# WHAT YOU HAVE TO DO:
Could you output every record again, exactly as given?

(Excerpts from an interface dataset)

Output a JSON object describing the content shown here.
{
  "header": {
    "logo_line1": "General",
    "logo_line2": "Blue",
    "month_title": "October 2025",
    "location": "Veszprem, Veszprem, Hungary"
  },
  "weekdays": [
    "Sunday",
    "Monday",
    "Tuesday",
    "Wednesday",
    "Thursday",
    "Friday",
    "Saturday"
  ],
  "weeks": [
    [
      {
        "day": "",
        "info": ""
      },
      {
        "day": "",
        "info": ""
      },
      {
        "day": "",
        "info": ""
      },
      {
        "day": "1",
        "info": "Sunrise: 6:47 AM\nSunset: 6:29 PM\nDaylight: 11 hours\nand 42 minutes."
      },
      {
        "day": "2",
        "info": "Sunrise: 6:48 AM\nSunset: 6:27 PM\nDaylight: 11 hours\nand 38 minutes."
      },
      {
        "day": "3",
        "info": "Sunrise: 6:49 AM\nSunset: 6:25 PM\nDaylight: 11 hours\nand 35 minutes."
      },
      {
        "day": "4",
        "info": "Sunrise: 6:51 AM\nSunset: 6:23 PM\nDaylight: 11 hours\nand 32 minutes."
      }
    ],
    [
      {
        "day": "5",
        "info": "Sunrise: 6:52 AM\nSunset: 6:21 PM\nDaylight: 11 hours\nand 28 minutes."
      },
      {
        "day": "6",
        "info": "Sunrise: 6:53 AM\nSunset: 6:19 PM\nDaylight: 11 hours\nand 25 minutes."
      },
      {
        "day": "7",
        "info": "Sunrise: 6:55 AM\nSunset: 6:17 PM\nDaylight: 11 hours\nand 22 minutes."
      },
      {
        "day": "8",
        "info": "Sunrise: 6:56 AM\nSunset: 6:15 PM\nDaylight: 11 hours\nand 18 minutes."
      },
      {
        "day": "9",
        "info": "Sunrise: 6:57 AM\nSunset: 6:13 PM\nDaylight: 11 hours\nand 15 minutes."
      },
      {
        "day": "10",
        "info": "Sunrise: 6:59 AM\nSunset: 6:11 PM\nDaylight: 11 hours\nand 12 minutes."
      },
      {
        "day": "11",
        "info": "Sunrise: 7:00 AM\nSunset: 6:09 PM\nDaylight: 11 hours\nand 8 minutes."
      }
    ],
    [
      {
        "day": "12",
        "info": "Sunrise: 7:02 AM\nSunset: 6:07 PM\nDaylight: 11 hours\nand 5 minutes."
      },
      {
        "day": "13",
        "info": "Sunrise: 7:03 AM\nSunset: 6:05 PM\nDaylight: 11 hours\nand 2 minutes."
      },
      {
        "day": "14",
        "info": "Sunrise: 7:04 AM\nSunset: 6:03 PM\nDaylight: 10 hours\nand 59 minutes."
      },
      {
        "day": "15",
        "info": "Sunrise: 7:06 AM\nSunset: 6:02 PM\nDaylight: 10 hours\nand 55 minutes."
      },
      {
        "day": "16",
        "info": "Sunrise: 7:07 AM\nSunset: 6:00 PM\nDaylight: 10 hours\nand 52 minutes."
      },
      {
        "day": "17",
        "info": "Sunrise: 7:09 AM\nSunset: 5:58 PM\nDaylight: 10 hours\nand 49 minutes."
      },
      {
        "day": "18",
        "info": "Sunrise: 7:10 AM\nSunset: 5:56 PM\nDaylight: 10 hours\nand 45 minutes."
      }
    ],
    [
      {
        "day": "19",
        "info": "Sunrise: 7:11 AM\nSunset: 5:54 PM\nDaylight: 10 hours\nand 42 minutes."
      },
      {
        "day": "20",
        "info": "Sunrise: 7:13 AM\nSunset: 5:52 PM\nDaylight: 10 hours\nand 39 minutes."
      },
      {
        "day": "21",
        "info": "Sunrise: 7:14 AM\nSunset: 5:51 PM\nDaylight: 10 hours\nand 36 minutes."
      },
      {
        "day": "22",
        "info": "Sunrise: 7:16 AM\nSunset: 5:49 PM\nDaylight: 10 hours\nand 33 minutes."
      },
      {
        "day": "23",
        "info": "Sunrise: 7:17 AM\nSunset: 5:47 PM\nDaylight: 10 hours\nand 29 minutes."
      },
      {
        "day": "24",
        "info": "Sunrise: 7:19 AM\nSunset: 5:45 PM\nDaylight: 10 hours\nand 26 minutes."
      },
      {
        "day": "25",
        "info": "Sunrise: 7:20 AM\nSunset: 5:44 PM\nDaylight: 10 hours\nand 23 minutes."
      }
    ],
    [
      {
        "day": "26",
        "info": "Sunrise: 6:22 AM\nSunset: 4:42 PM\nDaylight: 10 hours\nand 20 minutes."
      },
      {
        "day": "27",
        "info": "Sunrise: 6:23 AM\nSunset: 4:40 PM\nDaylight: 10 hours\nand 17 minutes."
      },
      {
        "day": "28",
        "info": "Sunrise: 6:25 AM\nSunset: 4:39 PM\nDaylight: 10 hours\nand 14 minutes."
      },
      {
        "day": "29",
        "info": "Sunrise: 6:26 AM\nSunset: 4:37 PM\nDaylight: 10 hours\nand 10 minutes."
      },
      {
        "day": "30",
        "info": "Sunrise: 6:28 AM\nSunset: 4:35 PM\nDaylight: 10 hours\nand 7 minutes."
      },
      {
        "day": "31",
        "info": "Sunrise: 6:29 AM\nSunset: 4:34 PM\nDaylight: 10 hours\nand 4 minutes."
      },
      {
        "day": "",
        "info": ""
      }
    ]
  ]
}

# ANSWER SECTION:
Output a JSON object describing the content shown here.
{
  "header": {
    "logo_line1": "General",
    "logo_line2": "Blue",
    "month_title": "October 2025",
    "location": "Veszprem, Veszprem, Hungary"
  },
  "weekdays": [
    "Sunday",
    "Monday",
    "Tuesday",
    "Wednesday",
    "Thursday",
    "Friday",
    "Saturday"
  ],
  "weeks": [
    [
      {
        "day": "",
        "info": ""
      },
      {
        "day": "",
        "info": ""
      },
      {
        "day": "",
        "info": ""
      },
      {
        "day": "1",
        "info": "Sunrise: 6:47 AM\nSunset: 6:29 PM\nDaylight: 11 hours\nand 42 minutes."
      },
      {
        "day": "2",
        "info": "Sunrise: 6:48 AM\nSunset: 6:27 PM\nDaylight: 11 hours\nand 38 minutes."
      },
      {
        "day": "3",
        "info": "Sunrise: 6:49 AM\nSunset: 6:25 PM\nDaylight: 11 hours\nand 35 minutes."
      },
      {
        "day": "4",
        "info": "Sunrise: 6:51 AM\nSunset: 6:23 PM\nDaylight: 11 hours\nand 32 minutes."
      }
    ],
    [
      {
        "day": "5",
        "info": "Sunrise: 6:52 AM\nSunset: 6:21 PM\nDaylight: 11 hours\nand 28 minutes."
      },
      {
        "day": "6",
        "info": "Sunrise: 6:53 AM\nSunset: 6:19 PM\nDaylight: 11 hours\nand 25 minutes."
      },
      {
        "day": "7",
        "info": "Sunrise: 6:55 AM\nSunset: 6:17 PM\nDaylight: 11 hours\nand 22 minutes."
      },
      {
        "day": "8",
        "info": "Sunrise: 6:56 AM\nSunset: 6:15 PM\nDaylight: 11 hours\nand 18 minutes."
      },
      {
        "day": "9",
        "info": "Sunrise: 6:57 AM\nSunset: 6:13 PM\nDaylight: 11 hours\nand 15 minutes."
      },
      {
        "day": "10",
        "info": "Sunrise: 6:59 AM\nSunset: 6:11 PM\nDaylight: 11 hours\nand 12 minutes."
      },
      {
        "day": "11",
        "info": "Sunrise: 7:00 AM\nSunset: 6:09 PM\nDaylight: 11 hours\nand 8 minutes."
      }
    ],
    [
      {
        "day": "12",
        "info": "Sunrise: 7:02 AM\nSunset: 6:07 PM\nDaylight: 11 hours\nand 5 minutes."
      },
      {
        "day": "13",
        "info": "Sunrise: 7:03 AM\nSunset: 6:05 PM\nDaylight: 11 hours\nand 2 minutes."
      },
      {
        "day": "14",
        "info": "Sunrise: 7:04 AM\nSunset: 6:03 PM\nDaylight: 10 hours\nand 59 minutes."
      },
      {
        "day": "15",
        "info": "Sunrise: 7:06 AM\nSunset: 6:02 PM\nDaylight: 10 hours\nand 55 minutes."
      },
      {
        "day": "16",
        "info": "Sunrise: 7:07 AM\nSunset: 6:00 PM\nDaylight: 10 hours\nand 52 minutes."
      },
      {
        "day": "17",
        "info": "Sunrise: 7:09 AM\nSunset: 5:58 PM\nDaylight: 10 hours\nand 49 minutes."
      },
      {
        "day": "18",
        "info": "Sunrise: 7:10 AM\nSunset: 5:56 PM\nDaylight: 10 hours\nand 45 minutes."
      }
    ],
    [
      {
        "day": "19",
        "info": "Sunrise: 7:11 AM\nSunset: 5:54 PM\nDaylight: 10 hours\nand 42 minutes."
      },
      {
        "day": "20",
        "info": "Sunrise: 7:13 AM\nSunset: 5:52 PM\nDaylight: 10 hours\nand 39 minutes."
      },
      {
        "day": "21",
        "info": "Sunrise: 7:14 AM\nSunset: 5:51 PM\nDaylight: 10 hours\nand 36 minutes."
      },
      {
        "day": "22",
        "info": "Sunrise: 7:16 AM\nSunset: 5:49 PM\nDaylight: 10 hours\nand 33 minutes."
      },
      {
        "day": "23",
        "info": "Sunrise: 7:17 AM\nSunset: 5:47 PM\nDaylight: 10 hours\nand 29 minutes."
      },
      {
        "day": "24",
        "info": "Sunrise: 7:19 AM\nSunset: 5:45 PM\nDaylight: 10 hours\nand 26 minutes."
      },
      {
        "day": "25",
        "info": "Sunrise: 7:20 AM\nSunset: 5:44 PM\nDaylight: 10 hours\nand 23 minutes."
      }
    ],
    [
      {
        "day": "26",
        "info": "Sunrise: 6:22 AM\nSunset: 4:42 PM\nDaylight: 10 hours\nand 20 minutes."
      },
      {
        "day": "27",
        "info": "Sunrise: 6:23 AM\nSunset: 4:40 PM\nDaylight: 10 hours\nand 17 minutes."
      },
      {
        "day": "28",
        "info": "Sunrise: 6:25 AM\nSunset: 4:39 PM\nDaylight: 10 hours\nand 14 minutes."
      },
      {
        "day": "29",
        "info": "Sunrise: 6:26 AM\nSunset: 4:37 PM\nDaylight: 10 hours\nand 10 minutes."
      },
      {
        "day": "30",
        "info": "Sunrise: 6:28 AM\nSunset: 4:35 PM\nDaylight: 10 hours\nand 7 minutes."
      },
      {
        "day": "31",
        "info": "Sunrise: 6:29 AM\nSunset: 4:34 PM\nDaylight: 10 hours\nand 4 minutes."
      },
      {
        "day": "",
        "info": ""
      }
    ]
  ]
}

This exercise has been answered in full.